Review: Something In The Water


**3 Goodreads Stars**

Have you ever read a book where you feel like yelling at the main character “what are you doing?!,” “you are sooo going to get caught!!,” or “noooo, don’t do that!!!”? Catherine Steadman’s Something In The Water felt a bit like watching a disaster unfold before my eyes.

The lead character, Erin, is a newlywed who trusts her husband Mark more than she should. There are seriously SO many red flags about him from day one, yet Erin disregards them. This is because she, too, hides many secrets – big and small – from Mark. Their relationship is certainly not built on trust, but rather built on a growing mountain of lies.

Erin is an aspiring filmmaker who is drawn into the world of crime when she begins a documentary on three people getting out of prison after long sentences. First, the project starts out innocently, but then it takes a darker turn when Erin and Mark find a mysterious bag full of riches while honeymooning in Bora Bora. They also discover something grisly near the bag, but I won’t spoil that surprise. What do they do with the bag? Let’s just say they make really poor decisions that lead to a terrifying climax and an epic ending.

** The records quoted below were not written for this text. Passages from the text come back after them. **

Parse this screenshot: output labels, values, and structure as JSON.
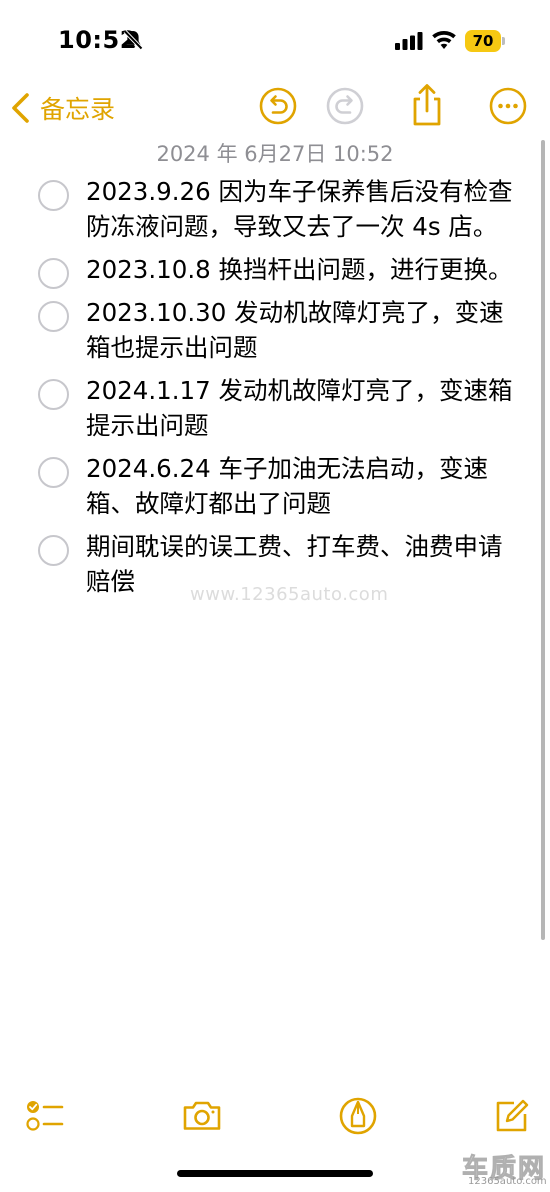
{
  "status_bar": {
    "time": "10:52",
    "battery_level": "70",
    "icons": [
      "bell-slash-icon",
      "cellular-signal-icon",
      "wifi-icon",
      "battery-icon"
    ]
  },
  "nav": {
    "back_label": "备忘录",
    "icons": [
      "chevron-left-icon",
      "undo-icon",
      "redo-icon",
      "share-icon",
      "more-icon"
    ]
  },
  "note": {
    "date": "2024 年 6月27日 10:52",
    "checklist": [
      {
        "text": "2023.9.26 因为车子保养售后没有检查防冻液问题，导致又去了一次 4s 店。",
        "checked": false
      },
      {
        "text": "2023.10.8 换挡杆出问题，进行更换。",
        "checked": false
      },
      {
        "text": "2023.10.30 发动机故障灯亮了，变速箱也提示出问题",
        "checked": false
      },
      {
        "text": "2024.1.17 发动机故障灯亮了，变速箱提示出问题",
        "checked": false
      },
      {
        "text": "2024.6.24 车子加油无法启动，变速箱、故障灯都出了问题",
        "checked": false
      },
      {
        "text": "期间耽误的误工费、打车费、油费申请赔偿",
        "checked": false
      }
    ]
  },
  "watermark": "www.12365auto.com",
  "toolbar": {
    "icons": [
      "checklist-icon",
      "camera-icon",
      "markup-icon",
      "compose-icon"
    ]
  },
  "logo": {
    "name": "车质网",
    "url": "12365auto.com"
  },
  "colors": {
    "accent": "#e0a400",
    "battery": "#f6c812",
    "date_text": "#8e8e93",
    "circle_border": "#c7c7cc"
  }
}
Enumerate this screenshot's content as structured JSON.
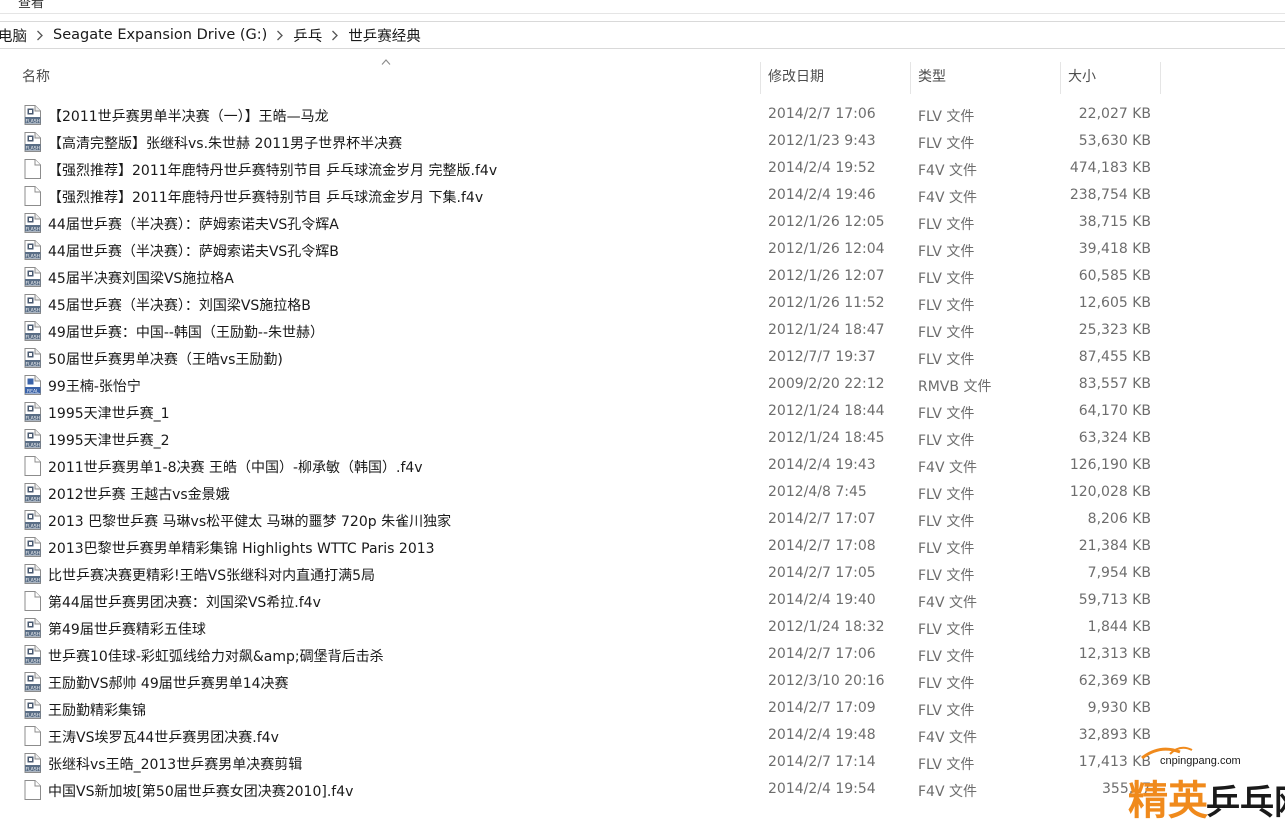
{
  "ribbon": {
    "view_label": "查看"
  },
  "breadcrumb": [
    "电脑",
    "Seagate Expansion Drive (G:)",
    "乒乓",
    "世乒赛经典"
  ],
  "columns": {
    "name": "名称",
    "date": "修改日期",
    "type": "类型",
    "size": "大小"
  },
  "files": [
    {
      "name": "【2011世乒赛男单半决赛（一）】王皓—马龙",
      "date": "2014/2/7 17:06",
      "type": "FLV 文件",
      "size": "22,027 KB",
      "icon": "flash-video-file-icon"
    },
    {
      "name": "【高清完整版】张继科vs.朱世赫 2011男子世界杯半决赛",
      "date": "2012/1/23 9:43",
      "type": "FLV 文件",
      "size": "53,630 KB",
      "icon": "flash-video-file-icon"
    },
    {
      "name": "【强烈推荐】2011年鹿特丹世乒赛特别节目 乒乓球流金岁月 完整版.f4v",
      "date": "2014/2/4 19:52",
      "type": "F4V 文件",
      "size": "474,183 KB",
      "icon": "blank-file-icon"
    },
    {
      "name": "【强烈推荐】2011年鹿特丹世乒赛特别节目 乒乓球流金岁月 下集.f4v",
      "date": "2014/2/4 19:46",
      "type": "F4V 文件",
      "size": "238,754 KB",
      "icon": "blank-file-icon"
    },
    {
      "name": "44届世乒赛（半决赛）：萨姆索诺夫VS孔令辉A",
      "date": "2012/1/26 12:05",
      "type": "FLV 文件",
      "size": "38,715 KB",
      "icon": "flash-video-file-icon"
    },
    {
      "name": "44届世乒赛（半决赛）：萨姆索诺夫VS孔令辉B",
      "date": "2012/1/26 12:04",
      "type": "FLV 文件",
      "size": "39,418 KB",
      "icon": "flash-video-file-icon"
    },
    {
      "name": "45届半决赛刘国梁VS施拉格A",
      "date": "2012/1/26 12:07",
      "type": "FLV 文件",
      "size": "60,585 KB",
      "icon": "flash-video-file-icon"
    },
    {
      "name": "45届世乒赛（半决赛）：刘国梁VS施拉格B",
      "date": "2012/1/26 11:52",
      "type": "FLV 文件",
      "size": "12,605 KB",
      "icon": "flash-video-file-icon"
    },
    {
      "name": "49届世乒赛：中国--韩国（王励勤--朱世赫）",
      "date": "2012/1/24 18:47",
      "type": "FLV 文件",
      "size": "25,323 KB",
      "icon": "flash-video-file-icon"
    },
    {
      "name": "50届世乒赛男单决赛（王皓vs王励勤)",
      "date": "2012/7/7 19:37",
      "type": "FLV 文件",
      "size": "87,455 KB",
      "icon": "flash-video-file-icon"
    },
    {
      "name": "99王楠-张怡宁",
      "date": "2009/2/20 22:12",
      "type": "RMVB 文件",
      "size": "83,557 KB",
      "icon": "realmedia-file-icon"
    },
    {
      "name": "1995天津世乒赛_1",
      "date": "2012/1/24 18:44",
      "type": "FLV 文件",
      "size": "64,170 KB",
      "icon": "flash-video-file-icon"
    },
    {
      "name": "1995天津世乒赛_2",
      "date": "2012/1/24 18:45",
      "type": "FLV 文件",
      "size": "63,324 KB",
      "icon": "flash-video-file-icon"
    },
    {
      "name": "2011世乒赛男单1-8决赛 王皓（中国）-柳承敏（韩国）.f4v",
      "date": "2014/2/4 19:43",
      "type": "F4V 文件",
      "size": "126,190 KB",
      "icon": "blank-file-icon"
    },
    {
      "name": "2012世乒赛 王越古vs金景娥",
      "date": "2012/4/8 7:45",
      "type": "FLV 文件",
      "size": "120,028 KB",
      "icon": "flash-video-file-icon"
    },
    {
      "name": "2013 巴黎世乒赛 马琳vs松平健太 马琳的噩梦 720p 朱雀川独家",
      "date": "2014/2/7 17:07",
      "type": "FLV 文件",
      "size": "8,206 KB",
      "icon": "flash-video-file-icon"
    },
    {
      "name": "2013巴黎世乒赛男单精彩集锦 Highlights WTTC Paris 2013",
      "date": "2014/2/7 17:08",
      "type": "FLV 文件",
      "size": "21,384 KB",
      "icon": "flash-video-file-icon"
    },
    {
      "name": "比世乒赛决赛更精彩!王皓VS张继科对内直通打满5局",
      "date": "2014/2/7 17:05",
      "type": "FLV 文件",
      "size": "7,954 KB",
      "icon": "flash-video-file-icon"
    },
    {
      "name": "第44届世乒赛男团决赛：刘国梁VS希拉.f4v",
      "date": "2014/2/4 19:40",
      "type": "F4V 文件",
      "size": "59,713 KB",
      "icon": "blank-file-icon"
    },
    {
      "name": "第49届世乒赛精彩五佳球",
      "date": "2012/1/24 18:32",
      "type": "FLV 文件",
      "size": "1,844 KB",
      "icon": "flash-video-file-icon"
    },
    {
      "name": "世乒赛10佳球-彩虹弧线给力对飙&amp;碉堡背后击杀",
      "date": "2014/2/7 17:06",
      "type": "FLV 文件",
      "size": "12,313 KB",
      "icon": "flash-video-file-icon"
    },
    {
      "name": "王励勤VS郝帅 49届世乒赛男单14决赛",
      "date": "2012/3/10 20:16",
      "type": "FLV 文件",
      "size": "62,369 KB",
      "icon": "flash-video-file-icon"
    },
    {
      "name": "王励勤精彩集锦",
      "date": "2014/2/7 17:09",
      "type": "FLV 文件",
      "size": "9,930 KB",
      "icon": "flash-video-file-icon"
    },
    {
      "name": "王涛VS埃罗瓦44世乒赛男团决赛.f4v",
      "date": "2014/2/4 19:48",
      "type": "F4V 文件",
      "size": "32,893 KB",
      "icon": "blank-file-icon"
    },
    {
      "name": "张继科vs王皓_2013世乒赛男单决赛剪辑",
      "date": "2014/2/7 17:14",
      "type": "FLV 文件",
      "size": "17,413 KB",
      "icon": "flash-video-file-icon"
    },
    {
      "name": "中国VS新加坡[第50届世乒赛女团决赛2010].f4v",
      "date": "2014/2/4 19:54",
      "type": "F4V 文件",
      "size": "355,17",
      "icon": "blank-file-icon"
    }
  ],
  "watermark": {
    "url": "cnpingpang.com",
    "word1": "精英",
    "word2": "乒乓网"
  },
  "colors": {
    "watermark_orange": "#f08a1c",
    "watermark_dark": "#1a1a1a",
    "flash_badge": "#5a6e86"
  }
}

So why 3 stars? My frustration with the book certainly wasn’t the writing. What irked me was the unbelievable series of events that unraveled in the book. Erin, for instance, is already under police and homeland security surveillance due to her association with one of the prisoners who has been involved in terrorism. I kept waiting and waiting and waiting for someone to knock on her door and arrest her, but it didn’t happen. There were SO many things she and Mark were able to get away with. It just didn’t seem realistic given the intensity of modern surveillance in the digital age. The narrator also grated on me at times, but I think that’s more of a personality issue on my part. I had a hard time putting this book down, however, due to the growing unease and tension present in the plot, hence the 3 stars.

Thank you to the author, Catherine Steadman, the publisher, Random House – Ballantine, and NetGalley for an advanced reader copy of Something In The Water.